Type the word “fat” into your search bar. Thousands of articles dedicated to the dreaded word will pop up.

As a fitness, nutrition and medical world buzz word, “FAT” elicits a strong negative response.

You need to lose fat!

Stop eating so many fatty foods!

To be on a truly healthy path of life, shouldn’t you eliminate fat completely?

No.

Our body NEEDS fat to survive.

The U.S. Department of Agriculture’s Dietary Guidelines includes a recommendation that adults get 20%-35% of their calories from fats.  While that sounds doable, the typical American consumes between 34%-40% of their calories from fat. Most of that fat comes from dangerous sources that lead to obesity and heart disease.

Strangely enough, fats comprise part of a healthy diet. Healthy fats:

  • supply your body with energy
  • help keep your skin soft and smooth
  • help in the absorption of the fat-soluble vitamins A, D, E, and K
  • are instrumental in blood clotting and muscle movement

There are two main categories of fats:

  • saturated fats: bad fats
  • unsaturated fats: the good fats
Trans Fats

Food manufacturers use trans fats to increase shelf life, which decreases their costs. A natural amount of trans fat exists in some foods, like dairy. We need to watch out for processed trans fats found in junk foods because hydrogenated oils affect heart health. They increase “bad” (LDL) cholesterol and lower “good” (HDL) cholesterol.

“Trans fat is a byproduct of a process called hydrogenation that is used to turn healthy oils into solids and to prevent them from becoming rancid. When vegetable oil is heated in the presence of hydrogen and a heavy-metal catalyst such as palladium, hydrogen atoms are added to the carbon chain. This turns oils into solids. It also makes healthy vegetable oils more like not-so-healthy saturated fats. On food label ingredient lists, this manufactured substance is typically listed as partially hydrogenated oil.”(2)

Many products list trans fat as a main ingredient. It’s often disguised as “partially hydrogenated oil.” Products often made with partially hydrogenated oil include:

  • french fries
  • margarine
  • pre-made cake and muffin mixes
  • frosting
  • frozen meals
  • crackers
  • peanut butter
  • cocoa mix
  • microwave popcorn

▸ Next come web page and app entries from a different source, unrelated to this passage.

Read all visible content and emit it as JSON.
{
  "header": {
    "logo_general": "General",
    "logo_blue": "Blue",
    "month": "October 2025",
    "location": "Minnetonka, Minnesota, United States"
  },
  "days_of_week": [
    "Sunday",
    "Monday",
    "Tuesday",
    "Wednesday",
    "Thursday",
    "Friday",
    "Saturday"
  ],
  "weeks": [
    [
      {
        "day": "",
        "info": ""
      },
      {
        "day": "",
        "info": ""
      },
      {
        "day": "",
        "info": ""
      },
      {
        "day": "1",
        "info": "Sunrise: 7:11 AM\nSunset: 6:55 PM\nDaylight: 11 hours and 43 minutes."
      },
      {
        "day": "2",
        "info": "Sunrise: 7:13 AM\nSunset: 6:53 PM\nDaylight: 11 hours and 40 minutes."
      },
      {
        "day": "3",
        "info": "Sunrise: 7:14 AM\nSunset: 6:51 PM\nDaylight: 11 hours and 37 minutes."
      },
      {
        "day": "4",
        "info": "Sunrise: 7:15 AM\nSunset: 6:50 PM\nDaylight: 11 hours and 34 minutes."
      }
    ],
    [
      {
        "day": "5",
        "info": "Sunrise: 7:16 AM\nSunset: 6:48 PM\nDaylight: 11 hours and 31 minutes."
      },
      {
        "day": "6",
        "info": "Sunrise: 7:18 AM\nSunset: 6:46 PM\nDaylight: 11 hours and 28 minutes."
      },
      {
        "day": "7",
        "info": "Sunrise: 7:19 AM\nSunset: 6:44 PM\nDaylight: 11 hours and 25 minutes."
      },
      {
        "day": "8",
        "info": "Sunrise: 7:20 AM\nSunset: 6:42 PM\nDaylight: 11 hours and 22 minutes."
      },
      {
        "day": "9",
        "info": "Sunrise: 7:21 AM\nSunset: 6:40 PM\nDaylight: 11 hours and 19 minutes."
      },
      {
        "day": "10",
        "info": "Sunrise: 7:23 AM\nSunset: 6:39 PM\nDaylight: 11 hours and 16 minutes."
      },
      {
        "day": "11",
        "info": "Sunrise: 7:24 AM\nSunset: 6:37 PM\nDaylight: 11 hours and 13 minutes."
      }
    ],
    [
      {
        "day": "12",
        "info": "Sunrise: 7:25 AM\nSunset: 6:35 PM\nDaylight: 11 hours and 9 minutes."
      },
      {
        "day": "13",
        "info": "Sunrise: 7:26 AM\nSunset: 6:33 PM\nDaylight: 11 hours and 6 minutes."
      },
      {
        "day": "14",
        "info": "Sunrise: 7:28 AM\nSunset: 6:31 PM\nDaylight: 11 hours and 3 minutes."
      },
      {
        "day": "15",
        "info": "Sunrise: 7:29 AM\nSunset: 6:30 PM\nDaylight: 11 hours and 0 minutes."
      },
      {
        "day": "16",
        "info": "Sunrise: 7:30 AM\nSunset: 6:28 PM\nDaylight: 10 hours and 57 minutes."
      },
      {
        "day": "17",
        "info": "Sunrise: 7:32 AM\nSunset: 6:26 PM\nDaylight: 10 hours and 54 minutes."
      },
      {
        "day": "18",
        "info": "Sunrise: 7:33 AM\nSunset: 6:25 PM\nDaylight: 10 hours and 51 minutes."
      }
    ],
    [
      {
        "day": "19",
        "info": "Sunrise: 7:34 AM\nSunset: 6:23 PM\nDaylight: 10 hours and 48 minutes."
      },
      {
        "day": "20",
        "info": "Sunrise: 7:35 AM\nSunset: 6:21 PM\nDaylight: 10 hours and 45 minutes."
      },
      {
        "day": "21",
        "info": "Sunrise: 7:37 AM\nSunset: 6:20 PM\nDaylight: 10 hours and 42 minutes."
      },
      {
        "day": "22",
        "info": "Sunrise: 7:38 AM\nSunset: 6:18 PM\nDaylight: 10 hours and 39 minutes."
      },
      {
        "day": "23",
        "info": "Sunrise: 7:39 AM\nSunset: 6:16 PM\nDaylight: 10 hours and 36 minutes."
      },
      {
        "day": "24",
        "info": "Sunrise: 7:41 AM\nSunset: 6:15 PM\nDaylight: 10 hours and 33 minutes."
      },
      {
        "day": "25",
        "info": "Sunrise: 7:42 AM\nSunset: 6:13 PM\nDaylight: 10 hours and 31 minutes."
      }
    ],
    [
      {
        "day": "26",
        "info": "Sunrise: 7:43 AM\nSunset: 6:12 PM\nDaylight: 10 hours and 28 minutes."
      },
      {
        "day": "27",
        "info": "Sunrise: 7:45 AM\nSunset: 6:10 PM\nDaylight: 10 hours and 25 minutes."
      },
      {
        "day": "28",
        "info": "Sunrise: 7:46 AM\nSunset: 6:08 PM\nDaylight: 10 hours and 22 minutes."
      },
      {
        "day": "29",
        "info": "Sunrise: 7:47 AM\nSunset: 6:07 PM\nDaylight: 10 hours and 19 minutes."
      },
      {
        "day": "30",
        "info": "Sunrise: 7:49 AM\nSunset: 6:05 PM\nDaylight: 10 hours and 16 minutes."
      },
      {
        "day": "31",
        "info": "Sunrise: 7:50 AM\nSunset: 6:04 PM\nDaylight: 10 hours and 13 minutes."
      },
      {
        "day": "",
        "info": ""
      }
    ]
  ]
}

These products also sometimes contain trans fats:

  • bread
  • pasta
  • breakfast cereals
  • frozen snack foods
  • low-fat ice cream

Health advocates strongly encourage you to read labels. Read labels carefully. The FDA allows products to be labeled “trans-fat-free” if they contain less than .5 grams per serving. There are no health benefits to eating trans fats.

Saturated Fats

Avoid saturated fats as much as possible. These fats are found in:

  • animal products
    • meat
    • poultry skin
    • high-fat dairy
    • eggs
  • vegetable fats that are liquid at room temperatures, such as coconut and palm oils

The American Heart Association recommends limiting saturated fats to no more than 7% of your daily intake of calories. An abundance of saturated fats in your diet can lead to heart disease, and some studies indicate a link between these fats and colon cancer.

Monounsaturated and Polyunsaturated Fats

There are two main categories for “good” fats:

  • monounsaturated fats
  • polyunsaturated fats

When used in moderation, these fats can be instrumental in lowering both LDL (bad) cholesterol and triglycerides. (2) Omega-3 fatty acids are credited with increasing heart health as well as decreasing the risk of stroke.

Found mostly in vegetable oils, polyunsaturated fats are essential fatty acids. Our bodies cannot produce them, but they are required for normal body healthy; hence, our need to get them from our food choices.

“There are two main types of polyunsaturated fats: omega-3 fatty acids and omega-6 fatty acids.”(2)

Polyunsaturated fats are found primarily in:

  • fatty fish
    • salmon
    • mackerel
    • sardines
  • flaxseeds
  • walnuts
  • canola oil
  • un-hydrogenated soybean oil

A primary component of the Mediterranean diet, studies have shown that people who eat foods with monounsaturated fats regularly have a low rate of heart disease. Monounsaturated fats are found in

  • olive oil
  • peanut oil
  • canola oil
  • avocados
  • most nuts
  • safflower oil
  • sunflower oils

Replacing even a fraction of your bad fat food intake with good fat food intake can make a huge difference in your overall health. To help you stay on the road to a healthy life, take the time to read ingredient labels and make a conscious effort to avoid bad fats.


Are you ready to change your eating habits? Contact us to start a nutrition plan. We’re here to help!



References
Dietary Guidelines for Americans. Web.
“The Truth about Fats: the good, the bad and the in-between”.  The Family Health Guide. Web. Harvard Health Publications.
Zelman, Kathleen M. MPH, RD, LD.  “The Skinny on Fat. Good Fats vs. Bad Fats.” Web MD. Web.